Takorii used 2D sprites stacked on top of each other to fake a 3D effect for STEP and Rubna used a similar effect for Lisa. Both games are gorgeous, and everything else made by either of them feels pumped full of style. Lucas Pope is working on an amazing looking game called Return of the Obra Dinn, and has released lots of great stuff including of course Papers, Please.
8. If you have to choose three and only three game developers to follow their work closely, which ones would you choose and why?
This is really, really hard to answer. I’d need to list at least twenty people to even feel okay about my answer. If I have to choose only three, though, then I would have to pick Matt Thorson, who has been making incredible game after incredible game for years. Towerfall, MoneySeize, Jumper and especially An Untitled Story are exemplary. Secondly I’d choose Droqen, who seems to have a magic touch when it comes to game design.
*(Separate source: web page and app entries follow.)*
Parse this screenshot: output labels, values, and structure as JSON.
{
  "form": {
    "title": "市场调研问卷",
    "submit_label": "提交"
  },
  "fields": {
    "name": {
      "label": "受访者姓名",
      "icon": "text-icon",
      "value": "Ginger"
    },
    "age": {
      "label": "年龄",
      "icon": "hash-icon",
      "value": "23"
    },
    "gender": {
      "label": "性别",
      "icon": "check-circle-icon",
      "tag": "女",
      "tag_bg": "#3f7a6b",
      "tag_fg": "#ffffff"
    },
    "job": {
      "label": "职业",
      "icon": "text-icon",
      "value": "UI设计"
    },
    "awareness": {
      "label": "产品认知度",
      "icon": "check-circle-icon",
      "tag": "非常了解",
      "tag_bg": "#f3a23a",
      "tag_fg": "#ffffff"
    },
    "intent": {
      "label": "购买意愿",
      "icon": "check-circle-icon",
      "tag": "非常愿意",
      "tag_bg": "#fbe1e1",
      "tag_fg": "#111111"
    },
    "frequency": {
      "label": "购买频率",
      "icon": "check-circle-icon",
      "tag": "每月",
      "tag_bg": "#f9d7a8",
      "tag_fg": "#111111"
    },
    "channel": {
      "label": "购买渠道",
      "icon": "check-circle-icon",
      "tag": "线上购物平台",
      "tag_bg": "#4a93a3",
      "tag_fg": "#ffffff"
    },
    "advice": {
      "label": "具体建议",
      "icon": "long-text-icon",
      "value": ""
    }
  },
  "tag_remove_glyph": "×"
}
He has made too many good games to list, but Fishbane is a personal favourite. Thirdly I’d choose Terry Cavanagh, for pretty much the same reasons.
9. Are you a heavy gamer? What games are you playing now?
I used to be, but recently I’ve pretty much substituted making games for playing them. I play Kerbal Space Program to relax. There’s something about exploring the depths of space which is really peaceful. I also try to play through as many Ludum Dare games as I can, and similarly for other game jams I participate in.
10. One last random question. If you could turn any pop singer into a character in one of your games… Which one would it be and why?
Haha, by pure coincidence I’ve already sort of done this! The main character in one of my games, Busy Busy Beaver, was officially named Justin. Justin Beaver. There was also a dog named Snoop.